Page and application data records

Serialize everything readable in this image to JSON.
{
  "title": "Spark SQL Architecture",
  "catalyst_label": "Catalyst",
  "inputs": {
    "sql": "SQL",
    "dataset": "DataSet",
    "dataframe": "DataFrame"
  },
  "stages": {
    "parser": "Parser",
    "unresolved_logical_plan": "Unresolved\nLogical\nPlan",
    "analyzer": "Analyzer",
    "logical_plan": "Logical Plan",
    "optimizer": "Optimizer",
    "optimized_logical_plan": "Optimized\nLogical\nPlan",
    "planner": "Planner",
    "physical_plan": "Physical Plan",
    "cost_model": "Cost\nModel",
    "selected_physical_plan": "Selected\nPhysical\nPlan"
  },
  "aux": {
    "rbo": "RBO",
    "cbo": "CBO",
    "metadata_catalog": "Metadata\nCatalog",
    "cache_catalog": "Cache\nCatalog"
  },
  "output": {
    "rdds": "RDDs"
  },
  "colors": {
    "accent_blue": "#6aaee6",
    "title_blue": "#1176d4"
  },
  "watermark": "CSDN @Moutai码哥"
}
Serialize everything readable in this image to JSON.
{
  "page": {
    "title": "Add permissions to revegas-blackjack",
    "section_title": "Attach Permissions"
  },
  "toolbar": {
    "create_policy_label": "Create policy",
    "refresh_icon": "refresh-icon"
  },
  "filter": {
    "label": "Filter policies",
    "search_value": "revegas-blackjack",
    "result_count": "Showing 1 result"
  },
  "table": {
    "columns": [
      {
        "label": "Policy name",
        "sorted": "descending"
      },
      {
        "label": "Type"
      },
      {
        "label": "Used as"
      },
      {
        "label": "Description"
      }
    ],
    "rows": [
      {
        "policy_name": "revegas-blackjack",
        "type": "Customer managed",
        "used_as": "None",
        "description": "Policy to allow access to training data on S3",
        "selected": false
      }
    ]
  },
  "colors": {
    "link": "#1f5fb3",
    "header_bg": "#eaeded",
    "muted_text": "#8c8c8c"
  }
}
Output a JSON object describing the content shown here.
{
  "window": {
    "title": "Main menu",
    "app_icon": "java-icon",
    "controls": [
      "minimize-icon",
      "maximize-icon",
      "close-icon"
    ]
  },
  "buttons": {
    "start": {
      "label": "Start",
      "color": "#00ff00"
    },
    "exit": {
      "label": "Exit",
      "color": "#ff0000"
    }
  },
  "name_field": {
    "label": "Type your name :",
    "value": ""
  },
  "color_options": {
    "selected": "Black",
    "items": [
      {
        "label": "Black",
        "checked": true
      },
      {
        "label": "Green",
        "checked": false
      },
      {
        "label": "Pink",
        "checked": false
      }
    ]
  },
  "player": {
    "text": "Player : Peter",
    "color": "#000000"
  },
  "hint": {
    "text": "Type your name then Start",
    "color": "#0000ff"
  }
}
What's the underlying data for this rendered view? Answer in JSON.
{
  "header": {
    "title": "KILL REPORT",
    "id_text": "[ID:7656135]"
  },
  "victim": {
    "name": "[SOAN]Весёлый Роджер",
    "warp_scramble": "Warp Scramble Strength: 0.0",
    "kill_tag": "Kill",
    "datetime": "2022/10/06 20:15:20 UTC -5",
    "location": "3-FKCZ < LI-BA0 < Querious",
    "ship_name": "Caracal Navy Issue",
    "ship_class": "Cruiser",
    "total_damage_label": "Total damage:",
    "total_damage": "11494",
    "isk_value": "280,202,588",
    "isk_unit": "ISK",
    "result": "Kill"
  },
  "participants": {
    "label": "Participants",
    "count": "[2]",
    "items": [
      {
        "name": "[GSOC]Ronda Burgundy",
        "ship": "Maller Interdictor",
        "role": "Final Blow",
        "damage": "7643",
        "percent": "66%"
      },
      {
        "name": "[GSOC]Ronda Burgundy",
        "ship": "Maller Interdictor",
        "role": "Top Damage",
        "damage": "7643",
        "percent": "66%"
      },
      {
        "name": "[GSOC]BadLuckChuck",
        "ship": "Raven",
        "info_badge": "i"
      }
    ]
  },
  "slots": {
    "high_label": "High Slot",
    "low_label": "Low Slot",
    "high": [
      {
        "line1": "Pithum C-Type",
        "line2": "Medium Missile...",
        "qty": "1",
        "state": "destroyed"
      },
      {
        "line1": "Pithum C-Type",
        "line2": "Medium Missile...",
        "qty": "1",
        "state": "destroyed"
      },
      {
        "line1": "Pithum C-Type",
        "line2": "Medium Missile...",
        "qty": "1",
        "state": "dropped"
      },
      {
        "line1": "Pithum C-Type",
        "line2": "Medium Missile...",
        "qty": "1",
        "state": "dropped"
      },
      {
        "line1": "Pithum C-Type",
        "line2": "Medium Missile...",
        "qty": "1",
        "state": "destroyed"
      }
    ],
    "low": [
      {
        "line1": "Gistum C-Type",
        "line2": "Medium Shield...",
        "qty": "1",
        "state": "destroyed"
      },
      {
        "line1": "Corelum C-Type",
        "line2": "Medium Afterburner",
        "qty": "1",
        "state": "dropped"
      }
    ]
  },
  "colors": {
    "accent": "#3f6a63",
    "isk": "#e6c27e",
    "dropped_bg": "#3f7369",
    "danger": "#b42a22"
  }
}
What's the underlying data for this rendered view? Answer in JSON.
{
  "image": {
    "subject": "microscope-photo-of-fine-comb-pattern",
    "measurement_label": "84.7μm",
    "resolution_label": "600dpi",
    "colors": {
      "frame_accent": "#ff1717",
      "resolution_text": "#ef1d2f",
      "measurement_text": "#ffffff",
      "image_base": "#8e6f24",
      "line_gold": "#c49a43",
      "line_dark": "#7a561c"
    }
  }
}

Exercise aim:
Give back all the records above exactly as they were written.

Problem solution:
Serialize everything readable in this image to JSON.
{
  "title": "Spark SQL Architecture",
  "catalyst_label": "Catalyst",
  "inputs": {
    "sql": "SQL",
    "dataset": "DataSet",
    "dataframe": "DataFrame"
  },
  "stages": {
    "parser": "Parser",
    "unresolved_logical_plan": "Unresolved\nLogical\nPlan",
    "analyzer": "Analyzer",
    "logical_plan": "Logical Plan",
    "optimizer": "Optimizer",
    "optimized_logical_plan": "Optimized\nLogical\nPlan",
    "planner": "Planner",
    "physical_plan": "Physical Plan",
    "cost_model": "Cost\nModel",
    "selected_physical_plan": "Selected\nPhysical\nPlan"
  },
  "aux": {
    "rbo": "RBO",
    "cbo": "CBO",
    "metadata_catalog": "Metadata\nCatalog",
    "cache_catalog": "Cache\nCatalog"
  },
  "output": {
    "rdds": "RDDs"
  },
  "colors": {
    "accent_blue": "#6aaee6",
    "title_blue": "#1176d4"
  },
  "watermark": "CSDN @Moutai码哥"
}
Serialize everything readable in this image to JSON.
{
  "page": {
    "title": "Add permissions to revegas-blackjack",
    "section_title": "Attach Permissions"
  },
  "toolbar": {
    "create_policy_label": "Create policy",
    "refresh_icon": "refresh-icon"
  },
  "filter": {
    "label": "Filter policies",
    "search_value": "revegas-blackjack",
    "result_count": "Showing 1 result"
  },
  "table": {
    "columns": [
      {
        "label": "Policy name",
        "sorted": "descending"
      },
      {
        "label": "Type"
      },
      {
        "label": "Used as"
      },
      {
        "label": "Description"
      }
    ],
    "rows": [
      {
        "policy_name": "revegas-blackjack",
        "type": "Customer managed",
        "used_as": "None",
        "description": "Policy to allow access to training data on S3",
        "selected": false
      }
    ]
  },
  "colors": {
    "link": "#1f5fb3",
    "header_bg": "#eaeded",
    "muted_text": "#8c8c8c"
  }
}
Output a JSON object describing the content shown here.
{
  "window": {
    "title": "Main menu",
    "app_icon": "java-icon",
    "controls": [
      "minimize-icon",
      "maximize-icon",
      "close-icon"
    ]
  },
  "buttons": {
    "start": {
      "label": "Start",
      "color": "#00ff00"
    },
    "exit": {
      "label": "Exit",
      "color": "#ff0000"
    }
  },
  "name_field": {
    "label": "Type your name :",
    "value": ""
  },
  "color_options": {
    "selected": "Black",
    "items": [
      {
        "label": "Black",
        "checked": true
      },
      {
        "label": "Green",
        "checked": false
      },
      {
        "label": "Pink",
        "checked": false
      }
    ]
  },
  "player": {
    "text": "Player : Peter",
    "color": "#000000"
  },
  "hint": {
    "text": "Type your name then Start",
    "color": "#0000ff"
  }
}
What's the underlying data for this rendered view? Answer in JSON.
{
  "header": {
    "title": "KILL REPORT",
    "id_text": "[ID:7656135]"
  },
  "victim": {
    "name": "[SOAN]Весёлый Роджер",
    "warp_scramble": "Warp Scramble Strength: 0.0",
    "kill_tag": "Kill",
    "datetime": "2022/10/06 20:15:20 UTC -5",
    "location": "3-FKCZ < LI-BA0 < Querious",
    "ship_name": "Caracal Navy Issue",
    "ship_class": "Cruiser",
    "total_damage_label": "Total damage:",
    "total_damage": "11494",
    "isk_value": "280,202,588",
    "isk_unit": "ISK",
    "result": "Kill"
  },
  "participants": {
    "label": "Participants",
    "count": "[2]",
    "items": [
      {
        "name": "[GSOC]Ronda Burgundy",
        "ship": "Maller Interdictor",
        "role": "Final Blow",
        "damage": "7643",
        "percent": "66%"
      },
      {
        "name": "[GSOC]Ronda Burgundy",
        "ship": "Maller Interdictor",
        "role": "Top Damage",
        "damage": "7643",
        "percent": "66%"
      },
      {
        "name": "[GSOC]BadLuckChuck",
        "ship": "Raven",
        "info_badge": "i"
      }
    ]
  },
  "slots": {
    "high_label": "High Slot",
    "low_label": "Low Slot",
    "high": [
      {
        "line1": "Pithum C-Type",
        "line2": "Medium Missile...",
        "qty": "1",
        "state": "destroyed"
      },
      {
        "line1": "Pithum C-Type",
        "line2": "Medium Missile...",
        "qty": "1",
        "state": "destroyed"
      },
      {
        "line1": "Pithum C-Type",
        "line2": "Medium Missile...",
        "qty": "1",
        "state": "dropped"
      },
      {
        "line1": "Pithum C-Type",
        "line2": "Medium Missile...",
        "qty": "1",
        "state": "dropped"
      },
      {
        "line1": "Pithum C-Type",
        "line2": "Medium Missile...",
        "qty": "1",
        "state": "destroyed"
      }
    ],
    "low": [
      {
        "line1": "Gistum C-Type",
        "line2": "Medium Shield...",
        "qty": "1",
        "state": "destroyed"
      },
      {
        "line1": "Corelum C-Type",
        "line2": "Medium Afterburner",
        "qty": "1",
        "state": "dropped"
      }
    ]
  },
  "colors": {
    "accent": "#3f6a63",
    "isk": "#e6c27e",
    "dropped_bg": "#3f7369",
    "danger": "#b42a22"
  }
}
What's the underlying data for this rendered view? Answer in JSON.
{
  "image": {
    "subject": "microscope-photo-of-fine-comb-pattern",
    "measurement_label": "84.7μm",
    "resolution_label": "600dpi",
    "colors": {
      "frame_accent": "#ff1717",
      "resolution_text": "#ef1d2f",
      "measurement_text": "#ffffff",
      "image_base": "#8e6f24",
      "line_gold": "#c49a43",
      "line_dark": "#7a561c"
    }
  }
}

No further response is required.